» Required action
Whichever lines of the entries hold the word "chevron" should be identified and copied.

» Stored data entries
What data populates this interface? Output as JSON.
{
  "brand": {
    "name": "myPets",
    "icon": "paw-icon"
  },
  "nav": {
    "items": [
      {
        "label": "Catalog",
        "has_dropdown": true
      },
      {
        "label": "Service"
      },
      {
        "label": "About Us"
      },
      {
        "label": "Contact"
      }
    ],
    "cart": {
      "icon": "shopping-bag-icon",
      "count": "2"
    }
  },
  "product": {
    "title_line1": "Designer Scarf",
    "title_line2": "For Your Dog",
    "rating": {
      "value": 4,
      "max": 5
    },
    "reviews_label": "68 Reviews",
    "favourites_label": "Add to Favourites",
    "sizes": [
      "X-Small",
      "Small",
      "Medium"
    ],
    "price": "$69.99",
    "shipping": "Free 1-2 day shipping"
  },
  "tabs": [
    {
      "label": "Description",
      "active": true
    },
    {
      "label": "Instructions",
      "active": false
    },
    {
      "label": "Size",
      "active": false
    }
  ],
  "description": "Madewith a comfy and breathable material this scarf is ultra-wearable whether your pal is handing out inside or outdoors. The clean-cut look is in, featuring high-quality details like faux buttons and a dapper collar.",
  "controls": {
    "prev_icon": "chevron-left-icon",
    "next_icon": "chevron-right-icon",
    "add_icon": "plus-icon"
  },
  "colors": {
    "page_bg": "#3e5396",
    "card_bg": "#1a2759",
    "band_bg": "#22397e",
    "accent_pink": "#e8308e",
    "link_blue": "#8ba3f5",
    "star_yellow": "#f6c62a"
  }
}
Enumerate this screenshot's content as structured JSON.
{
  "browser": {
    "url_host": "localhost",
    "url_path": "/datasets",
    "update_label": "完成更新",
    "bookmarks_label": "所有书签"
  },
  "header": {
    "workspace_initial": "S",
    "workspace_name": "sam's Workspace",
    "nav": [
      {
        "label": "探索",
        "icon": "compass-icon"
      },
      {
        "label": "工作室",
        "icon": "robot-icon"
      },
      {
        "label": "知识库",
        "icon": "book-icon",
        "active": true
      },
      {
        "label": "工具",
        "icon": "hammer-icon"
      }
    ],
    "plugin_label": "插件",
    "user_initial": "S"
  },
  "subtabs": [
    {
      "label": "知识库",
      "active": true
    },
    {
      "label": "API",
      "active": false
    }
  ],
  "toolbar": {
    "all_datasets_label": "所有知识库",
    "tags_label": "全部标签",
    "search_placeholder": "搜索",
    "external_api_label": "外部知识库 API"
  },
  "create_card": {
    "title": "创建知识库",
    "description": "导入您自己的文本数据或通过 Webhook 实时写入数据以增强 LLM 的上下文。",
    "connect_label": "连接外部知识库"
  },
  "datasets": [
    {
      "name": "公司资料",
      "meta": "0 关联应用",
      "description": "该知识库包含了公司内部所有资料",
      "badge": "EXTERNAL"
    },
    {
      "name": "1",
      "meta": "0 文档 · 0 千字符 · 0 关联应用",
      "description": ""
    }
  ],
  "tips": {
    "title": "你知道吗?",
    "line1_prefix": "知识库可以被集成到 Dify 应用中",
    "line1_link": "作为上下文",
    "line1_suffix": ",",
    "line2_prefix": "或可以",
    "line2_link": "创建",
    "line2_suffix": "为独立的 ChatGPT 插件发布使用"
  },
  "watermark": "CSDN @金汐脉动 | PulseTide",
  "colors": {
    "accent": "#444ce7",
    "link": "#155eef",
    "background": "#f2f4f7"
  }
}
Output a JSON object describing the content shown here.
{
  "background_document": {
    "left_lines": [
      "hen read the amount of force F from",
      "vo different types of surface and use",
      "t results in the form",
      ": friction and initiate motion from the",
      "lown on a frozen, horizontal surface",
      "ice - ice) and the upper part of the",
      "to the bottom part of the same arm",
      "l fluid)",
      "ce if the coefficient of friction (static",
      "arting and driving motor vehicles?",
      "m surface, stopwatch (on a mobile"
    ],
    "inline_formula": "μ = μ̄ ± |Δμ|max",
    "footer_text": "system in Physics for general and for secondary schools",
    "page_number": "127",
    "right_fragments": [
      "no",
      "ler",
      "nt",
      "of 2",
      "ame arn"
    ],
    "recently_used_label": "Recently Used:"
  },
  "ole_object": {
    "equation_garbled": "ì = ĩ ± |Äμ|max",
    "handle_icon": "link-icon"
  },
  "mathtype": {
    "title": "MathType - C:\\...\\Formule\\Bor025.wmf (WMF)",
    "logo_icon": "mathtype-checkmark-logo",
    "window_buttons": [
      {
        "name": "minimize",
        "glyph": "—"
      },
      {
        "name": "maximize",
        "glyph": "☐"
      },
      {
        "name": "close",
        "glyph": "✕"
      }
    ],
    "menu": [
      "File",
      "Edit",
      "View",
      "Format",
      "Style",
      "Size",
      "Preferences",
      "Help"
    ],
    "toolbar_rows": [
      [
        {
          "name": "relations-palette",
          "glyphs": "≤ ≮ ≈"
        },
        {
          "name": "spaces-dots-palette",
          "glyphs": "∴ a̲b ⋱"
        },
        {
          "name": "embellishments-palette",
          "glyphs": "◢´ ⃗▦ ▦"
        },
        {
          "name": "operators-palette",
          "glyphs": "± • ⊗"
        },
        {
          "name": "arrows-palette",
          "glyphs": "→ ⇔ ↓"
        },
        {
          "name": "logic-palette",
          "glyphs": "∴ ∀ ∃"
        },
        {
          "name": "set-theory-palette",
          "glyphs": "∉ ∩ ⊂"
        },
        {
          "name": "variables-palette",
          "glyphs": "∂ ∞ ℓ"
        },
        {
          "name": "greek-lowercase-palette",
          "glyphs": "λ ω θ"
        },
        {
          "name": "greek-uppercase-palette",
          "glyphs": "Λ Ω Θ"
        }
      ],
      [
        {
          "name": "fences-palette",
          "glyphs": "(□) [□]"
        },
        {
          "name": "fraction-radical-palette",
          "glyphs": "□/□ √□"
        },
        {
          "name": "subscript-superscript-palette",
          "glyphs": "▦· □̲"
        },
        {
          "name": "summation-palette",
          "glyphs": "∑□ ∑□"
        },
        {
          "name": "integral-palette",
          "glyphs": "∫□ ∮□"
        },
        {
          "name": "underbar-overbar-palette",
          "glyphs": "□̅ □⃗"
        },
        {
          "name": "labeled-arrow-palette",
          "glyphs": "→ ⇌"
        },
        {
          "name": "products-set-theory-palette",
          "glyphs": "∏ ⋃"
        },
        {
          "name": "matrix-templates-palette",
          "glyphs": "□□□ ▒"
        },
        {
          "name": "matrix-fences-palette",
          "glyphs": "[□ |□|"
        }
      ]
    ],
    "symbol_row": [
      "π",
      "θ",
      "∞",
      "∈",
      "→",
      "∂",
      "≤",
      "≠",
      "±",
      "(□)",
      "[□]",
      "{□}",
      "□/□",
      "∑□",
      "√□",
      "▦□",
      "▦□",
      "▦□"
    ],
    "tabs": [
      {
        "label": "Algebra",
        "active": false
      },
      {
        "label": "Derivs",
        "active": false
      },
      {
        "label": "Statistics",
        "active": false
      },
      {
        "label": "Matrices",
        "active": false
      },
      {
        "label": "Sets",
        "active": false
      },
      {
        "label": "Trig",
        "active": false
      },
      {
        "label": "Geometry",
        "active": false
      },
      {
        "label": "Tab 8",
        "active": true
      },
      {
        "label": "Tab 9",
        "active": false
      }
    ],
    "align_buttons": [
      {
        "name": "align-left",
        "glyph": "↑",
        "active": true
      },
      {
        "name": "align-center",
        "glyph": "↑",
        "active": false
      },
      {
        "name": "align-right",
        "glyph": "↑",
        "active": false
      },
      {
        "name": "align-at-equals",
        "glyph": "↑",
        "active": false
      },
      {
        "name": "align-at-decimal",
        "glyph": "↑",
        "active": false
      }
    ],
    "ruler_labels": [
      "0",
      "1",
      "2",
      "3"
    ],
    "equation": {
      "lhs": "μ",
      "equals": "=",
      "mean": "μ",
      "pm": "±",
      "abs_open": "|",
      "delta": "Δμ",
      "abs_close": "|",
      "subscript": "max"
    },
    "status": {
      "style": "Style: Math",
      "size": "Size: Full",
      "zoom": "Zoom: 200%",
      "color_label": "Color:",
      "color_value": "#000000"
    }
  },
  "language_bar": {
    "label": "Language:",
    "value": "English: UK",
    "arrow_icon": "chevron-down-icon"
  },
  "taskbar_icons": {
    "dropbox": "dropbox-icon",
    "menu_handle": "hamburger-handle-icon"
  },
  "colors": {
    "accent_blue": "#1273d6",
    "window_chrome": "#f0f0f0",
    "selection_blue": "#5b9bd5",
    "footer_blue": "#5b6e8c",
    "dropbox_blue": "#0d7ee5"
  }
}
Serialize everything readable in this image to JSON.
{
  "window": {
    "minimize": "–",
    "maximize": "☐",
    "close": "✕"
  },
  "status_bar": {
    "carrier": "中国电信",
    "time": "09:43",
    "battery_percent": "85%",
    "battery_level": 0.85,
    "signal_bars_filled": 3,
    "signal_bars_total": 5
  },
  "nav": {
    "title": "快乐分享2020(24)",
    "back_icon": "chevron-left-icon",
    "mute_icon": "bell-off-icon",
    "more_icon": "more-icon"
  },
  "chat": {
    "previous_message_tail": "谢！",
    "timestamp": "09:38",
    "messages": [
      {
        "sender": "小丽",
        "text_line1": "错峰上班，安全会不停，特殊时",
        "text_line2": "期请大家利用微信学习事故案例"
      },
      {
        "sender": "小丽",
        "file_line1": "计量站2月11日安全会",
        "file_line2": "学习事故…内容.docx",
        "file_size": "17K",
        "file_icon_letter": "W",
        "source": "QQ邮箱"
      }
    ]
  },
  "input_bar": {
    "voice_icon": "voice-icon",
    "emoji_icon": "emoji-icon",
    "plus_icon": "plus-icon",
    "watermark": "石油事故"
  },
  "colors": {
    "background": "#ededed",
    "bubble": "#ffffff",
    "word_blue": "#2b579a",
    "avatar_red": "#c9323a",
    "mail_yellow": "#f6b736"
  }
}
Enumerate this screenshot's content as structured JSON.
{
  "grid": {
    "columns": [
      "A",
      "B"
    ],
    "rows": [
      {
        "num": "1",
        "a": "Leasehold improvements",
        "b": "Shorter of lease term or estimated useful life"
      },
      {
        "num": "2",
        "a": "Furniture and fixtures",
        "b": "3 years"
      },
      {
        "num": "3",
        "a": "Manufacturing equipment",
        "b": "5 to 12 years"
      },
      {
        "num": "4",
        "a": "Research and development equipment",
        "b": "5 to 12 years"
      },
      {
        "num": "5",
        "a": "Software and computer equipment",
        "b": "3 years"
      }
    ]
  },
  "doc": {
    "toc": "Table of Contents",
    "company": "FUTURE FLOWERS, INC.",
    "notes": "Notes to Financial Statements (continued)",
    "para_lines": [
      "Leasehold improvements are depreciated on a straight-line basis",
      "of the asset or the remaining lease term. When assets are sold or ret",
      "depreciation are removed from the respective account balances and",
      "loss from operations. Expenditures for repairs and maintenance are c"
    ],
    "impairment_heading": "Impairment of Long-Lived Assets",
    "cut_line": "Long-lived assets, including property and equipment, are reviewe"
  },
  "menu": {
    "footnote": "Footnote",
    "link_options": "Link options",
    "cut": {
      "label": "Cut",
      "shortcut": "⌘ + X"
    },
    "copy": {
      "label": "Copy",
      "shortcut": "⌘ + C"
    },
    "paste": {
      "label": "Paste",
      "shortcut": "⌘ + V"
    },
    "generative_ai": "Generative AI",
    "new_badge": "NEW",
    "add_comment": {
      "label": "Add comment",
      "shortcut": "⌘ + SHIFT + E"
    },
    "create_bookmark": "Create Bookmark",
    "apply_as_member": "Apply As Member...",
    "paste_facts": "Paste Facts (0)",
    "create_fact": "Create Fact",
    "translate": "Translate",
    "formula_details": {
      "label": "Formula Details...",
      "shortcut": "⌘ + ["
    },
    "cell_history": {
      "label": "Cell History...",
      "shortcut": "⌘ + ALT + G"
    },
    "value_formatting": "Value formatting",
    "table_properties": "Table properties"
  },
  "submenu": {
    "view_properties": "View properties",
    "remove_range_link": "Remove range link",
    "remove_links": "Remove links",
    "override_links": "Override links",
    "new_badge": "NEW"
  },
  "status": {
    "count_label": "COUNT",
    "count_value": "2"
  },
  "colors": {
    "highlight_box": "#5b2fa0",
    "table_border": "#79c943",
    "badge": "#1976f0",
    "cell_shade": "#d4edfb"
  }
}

» Answer to this exercise
    "prev_icon": "chevron-left-icon",
    "next_icon": "chevron-right-icon",
    "arrow_icon": "chevron-down-icon"
    "back_icon": "chevron-left-icon",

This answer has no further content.